Data entries:
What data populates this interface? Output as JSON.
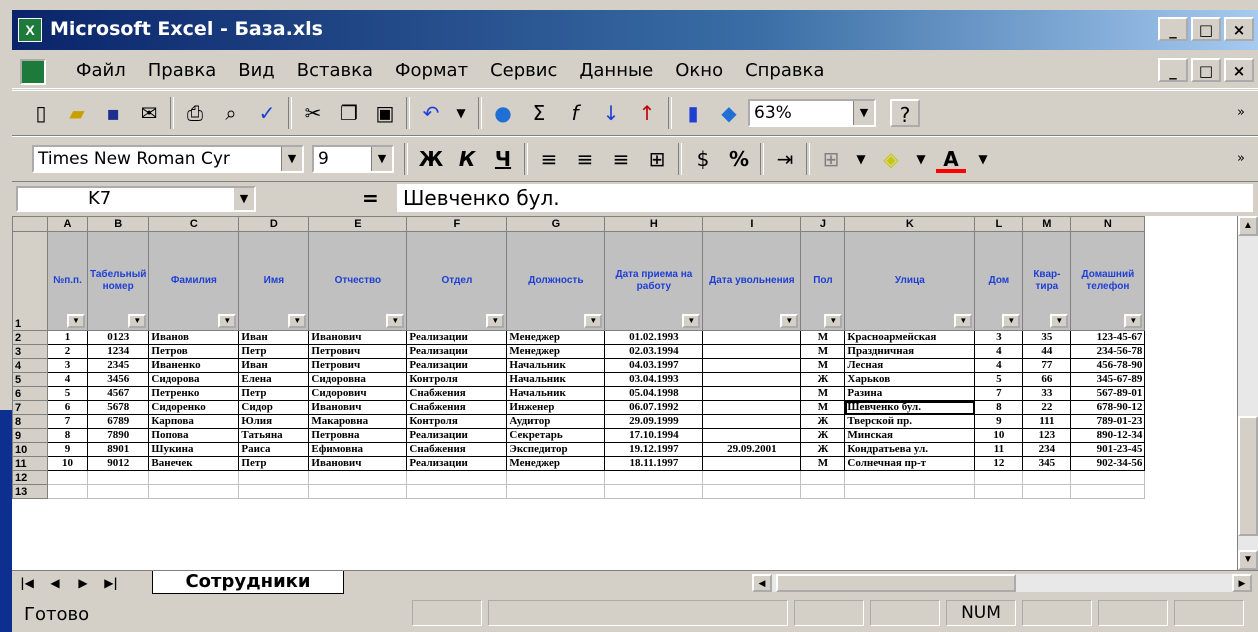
{
  "window": {
    "title": "Microsoft Excel - База.xls",
    "min": "_",
    "max": "□",
    "close": "×"
  },
  "menu": [
    "Файл",
    "Правка",
    "Вид",
    "Вставка",
    "Формат",
    "Сервис",
    "Данные",
    "Окно",
    "Справка"
  ],
  "toolbar": {
    "zoom": "63%",
    "help": "?",
    "font": "Times New Roman Cyr",
    "size": "9",
    "bold": "Ж",
    "italic": "К",
    "underline": "Ч",
    "percent": "%",
    "sigma": "Σ",
    "fx": "f",
    "fontcolor": "A"
  },
  "formula": {
    "cell": "K7",
    "eq": "=",
    "value": "Шевченко бул."
  },
  "columns": [
    "A",
    "B",
    "C",
    "D",
    "E",
    "F",
    "G",
    "H",
    "I",
    "J",
    "K",
    "L",
    "M",
    "N"
  ],
  "headers": [
    "№п.п.",
    "Табельный номер",
    "Фамилия",
    "Имя",
    "Отчество",
    "Отдел",
    "Должность",
    "Дата приема на работу",
    "Дата увольнения",
    "Пол",
    "Улица",
    "Дом",
    "Квар-тира",
    "Домашний телефон"
  ],
  "rows": [
    [
      "1",
      "0123",
      "Иванов",
      "Иван",
      "Иванович",
      "Реализации",
      "Менеджер",
      "01.02.1993",
      "",
      "М",
      "Красноармейская",
      "3",
      "35",
      "123-45-67"
    ],
    [
      "2",
      "1234",
      "Петров",
      "Петр",
      "Петрович",
      "Реализации",
      "Менеджер",
      "02.03.1994",
      "",
      "М",
      "Праздничная",
      "4",
      "44",
      "234-56-78"
    ],
    [
      "3",
      "2345",
      "Иваненко",
      "Иван",
      "Петрович",
      "Реализации",
      "Начальник",
      "04.03.1997",
      "",
      "М",
      "Лесная",
      "4",
      "77",
      "456-78-90"
    ],
    [
      "4",
      "3456",
      "Сидорова",
      "Елена",
      "Сидоровна",
      "Контроля",
      "Начальник",
      "03.04.1993",
      "",
      "Ж",
      "Харьков",
      "5",
      "66",
      "345-67-89"
    ],
    [
      "5",
      "4567",
      "Петренко",
      "Петр",
      "Сидорович",
      "Снабжения",
      "Начальник",
      "05.04.1998",
      "",
      "М",
      "Разина",
      "7",
      "33",
      "567-89-01"
    ],
    [
      "6",
      "5678",
      "Сидоренко",
      "Сидор",
      "Иванович",
      "Снабжения",
      "Инженер",
      "06.07.1992",
      "",
      "М",
      "Шевченко бул.",
      "8",
      "22",
      "678-90-12"
    ],
    [
      "7",
      "6789",
      "Карпова",
      "Юлия",
      "Макаровна",
      "Контроля",
      "Аудитор",
      "29.09.1999",
      "",
      "Ж",
      "Тверской пр.",
      "9",
      "111",
      "789-01-23"
    ],
    [
      "8",
      "7890",
      "Попова",
      "Татьяна",
      "Петровна",
      "Реализации",
      "Секретарь",
      "17.10.1994",
      "",
      "Ж",
      "Минская",
      "10",
      "123",
      "890-12-34"
    ],
    [
      "9",
      "8901",
      "Шукина",
      "Раиса",
      "Ефимовна",
      "Снабжения",
      "Экспедитор",
      "19.12.1997",
      "29.09.2001",
      "Ж",
      "Кондратьева ул.",
      "11",
      "234",
      "901-23-45"
    ],
    [
      "10",
      "9012",
      "Ванечек",
      "Петр",
      "Иванович",
      "Реализации",
      "Менеджер",
      "18.11.1997",
      "",
      "М",
      "Солнечная пр-т",
      "12",
      "345",
      "902-34-56"
    ]
  ],
  "sheet_tab": "Сотрудники",
  "status": {
    "ready": "Готово",
    "num": "NUM"
  }
}
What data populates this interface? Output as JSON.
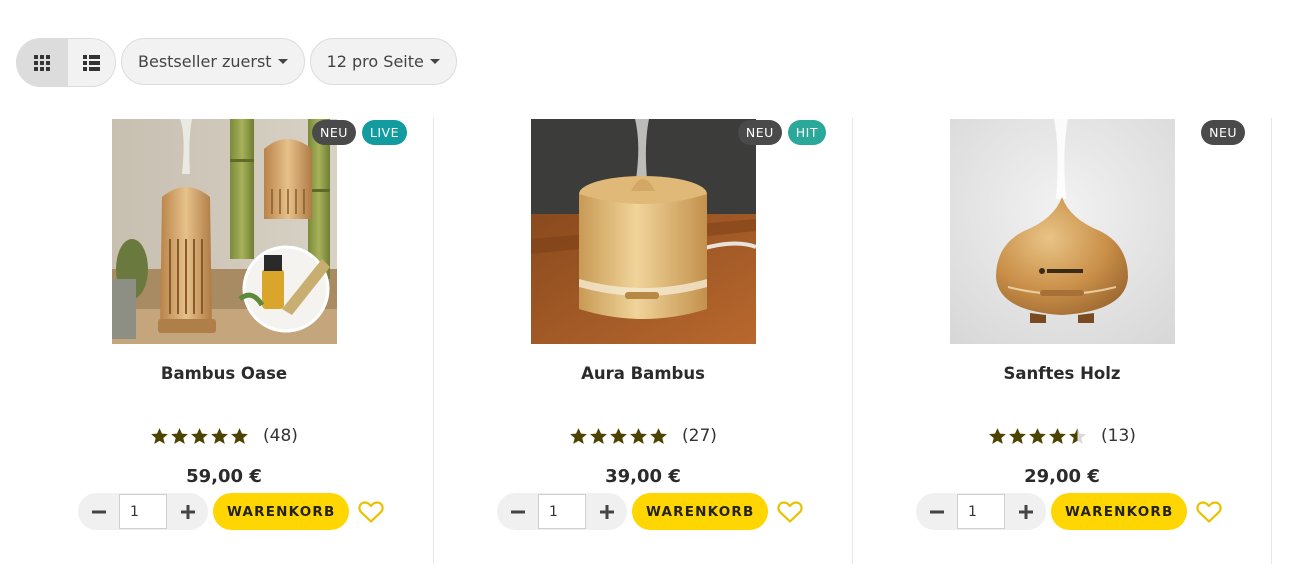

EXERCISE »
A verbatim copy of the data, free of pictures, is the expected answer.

RESPONSE »
What data populates this interface? Output as JSON.
{
  "window": {
    "title": "Microsoft Excel - База.xls",
    "min": "_",
    "max": "□",
    "close": "×"
  },
  "menu": [
    "Файл",
    "Правка",
    "Вид",
    "Вставка",
    "Формат",
    "Сервис",
    "Данные",
    "Окно",
    "Справка"
  ],
  "toolbar": {
    "zoom": "63%",
    "help": "?",
    "font": "Times New Roman Cyr",
    "size": "9",
    "bold": "Ж",
    "italic": "К",
    "underline": "Ч",
    "percent": "%",
    "sigma": "Σ",
    "fx": "f",
    "fontcolor": "A"
  },
  "formula": {
    "cell": "K7",
    "eq": "=",
    "value": "Шевченко бул."
  },
  "columns": [
    "A",
    "B",
    "C",
    "D",
    "E",
    "F",
    "G",
    "H",
    "I",
    "J",
    "K",
    "L",
    "M",
    "N"
  ],
  "headers": [
    "№п.п.",
    "Табельный номер",
    "Фамилия",
    "Имя",
    "Отчество",
    "Отдел",
    "Должность",
    "Дата приема на работу",
    "Дата увольнения",
    "Пол",
    "Улица",
    "Дом",
    "Квар-тира",
    "Домашний телефон"
  ],
  "rows": [
    [
      "1",
      "0123",
      "Иванов",
      "Иван",
      "Иванович",
      "Реализации",
      "Менеджер",
      "01.02.1993",
      "",
      "М",
      "Красноармейская",
      "3",
      "35",
      "123-45-67"
    ],
    [
      "2",
      "1234",
      "Петров",
      "Петр",
      "Петрович",
      "Реализации",
      "Менеджер",
      "02.03.1994",
      "",
      "М",
      "Праздничная",
      "4",
      "44",
      "234-56-78"
    ],
    [
      "3",
      "2345",
      "Иваненко",
      "Иван",
      "Петрович",
      "Реализации",
      "Начальник",
      "04.03.1997",
      "",
      "М",
      "Лесная",
      "4",
      "77",
      "456-78-90"
    ],
    [
      "4",
      "3456",
      "Сидорова",
      "Елена",
      "Сидоровна",
      "Контроля",
      "Начальник",
      "03.04.1993",
      "",
      "Ж",
      "Харьков",
      "5",
      "66",
      "345-67-89"
    ],
    [
      "5",
      "4567",
      "Петренко",
      "Петр",
      "Сидорович",
      "Снабжения",
      "Начальник",
      "05.04.1998",
      "",
      "М",
      "Разина",
      "7",
      "33",
      "567-89-01"
    ],
    [
      "6",
      "5678",
      "Сидоренко",
      "Сидор",
      "Иванович",
      "Снабжения",
      "Инженер",
      "06.07.1992",
      "",
      "М",
      "Шевченко бул.",
      "8",
      "22",
      "678-90-12"
    ],
    [
      "7",
      "6789",
      "Карпова",
      "Юлия",
      "Макаровна",
      "Контроля",
      "Аудитор",
      "29.09.1999",
      "",
      "Ж",
      "Тверской пр.",
      "9",
      "111",
      "789-01-23"
    ],
    [
      "8",
      "7890",
      "Попова",
      "Татьяна",
      "Петровна",
      "Реализации",
      "Секретарь",
      "17.10.1994",
      "",
      "Ж",
      "Минская",
      "10",
      "123",
      "890-12-34"
    ],
    [
      "9",
      "8901",
      "Шукина",
      "Раиса",
      "Ефимовна",
      "Снабжения",
      "Экспедитор",
      "19.12.1997",
      "29.09.2001",
      "Ж",
      "Кондратьева ул.",
      "11",
      "234",
      "901-23-45"
    ],
    [
      "10",
      "9012",
      "Ванечек",
      "Петр",
      "Иванович",
      "Реализации",
      "Менеджер",
      "18.11.1997",
      "",
      "М",
      "Солнечная пр-т",
      "12",
      "345",
      "902-34-56"
    ]
  ],
  "sheet_tab": "Сотрудники",
  "status": {
    "ready": "Готово",
    "num": "NUM"
  }
}
What data populates this interface? Output as JSON.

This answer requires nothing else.